Associate Professor of Pharmacy Practice, Western New England University College of Pharmacy, age 39
Kam Capoccia says she has two passions, teaching and patient care — activities that one what might not associate with someone who is a pharmacist by trade. But Capoccia, by bringing her passions front and center in an intriguing mix of career endeavors, is changing some attitudes about those in her profession.
She has a business card from Western New England University identifying her as a clinical associate professor and residency program director for the Department of Pharmacy Practice. Meanwhile, she is the director (and the heart and soul) of the Consultation and Wellness Center at the Big Y on Cooley Street in Springfield, a unique program created in a partnership between the school and the corporation.
In both settings, she gets to teach. At WNEU, she’s educating students about everything from conducting blood-pressure screenings to how to listen to a heart. And at the consultation and wellness center, she’s educating patients about such matters as monitoring their blood sugar, controlling hypertension, and achieving weight loss.
And there are ample rewards from both endeavors. “I enjoy the interaction with learners — I love watching the lightbulbs go on,” she said of her work with WNEU students as they assimilate the skills and knowledge needed to succeed in that challenging profession. At the clinic, meanwhile, she has helped one patient lose more than 40 pounds over the past year or so and assisted countless others with a host of issues, especially Type 2 diabetes.
“I love going to work every day — the clinic is what really drives me,” she told BusinessWest, noting that the facility is open three days a week. “With the patients, the numbers continue to increase, and we’re seeing some great results.”
Her many career pursuits — she also takes shifts in a Walgreens pharmacy on a per-diem basis — consume much of her time, but she also focuses on achieving work/life balance, making time for her family and especially her three children, Jacob, Melissa, and Jack.

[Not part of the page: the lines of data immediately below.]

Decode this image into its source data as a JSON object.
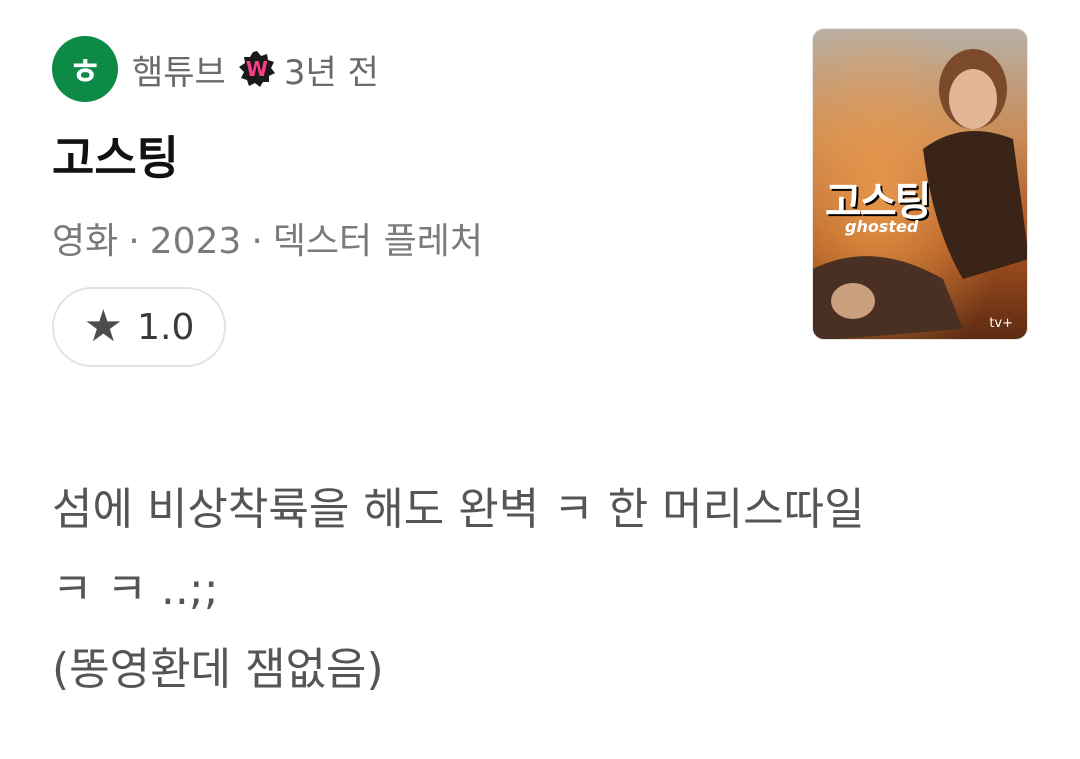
{
  "header": {
    "avatar_char": "ㅎ",
    "author": "햄튜브",
    "badge_letter": "W",
    "time": "3년 전"
  },
  "title": "고스팅",
  "meta": {
    "category": "영화",
    "year": "2023",
    "director": "덱스터 플레처",
    "separator": "·"
  },
  "rating": {
    "icon": "star-icon",
    "value": "1.0"
  },
  "poster": {
    "title": "고스팅",
    "subtitle": "ghosted",
    "logo": "tv+"
  },
  "review": {
    "lines": [
      "섬에 비상착륙을 해도 완벽 ㅋ 한 머리스따일",
      "ㅋ ㅋ ..;;",
      "(똥영환데 잼없음)"
    ]
  },
  "colors": {
    "avatar_bg": "#0e8a47",
    "badge_pink": "#ff3b8b",
    "text_dark": "#111111",
    "text_muted": "#7a7a7a"
  }
}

The creators of the Big Y center describe it as a program featuring “the pharmacist as educator.” That’s a very accurate depiction, and one that brings Capoccia’s twin passions clearly into focus.
— George O’Brien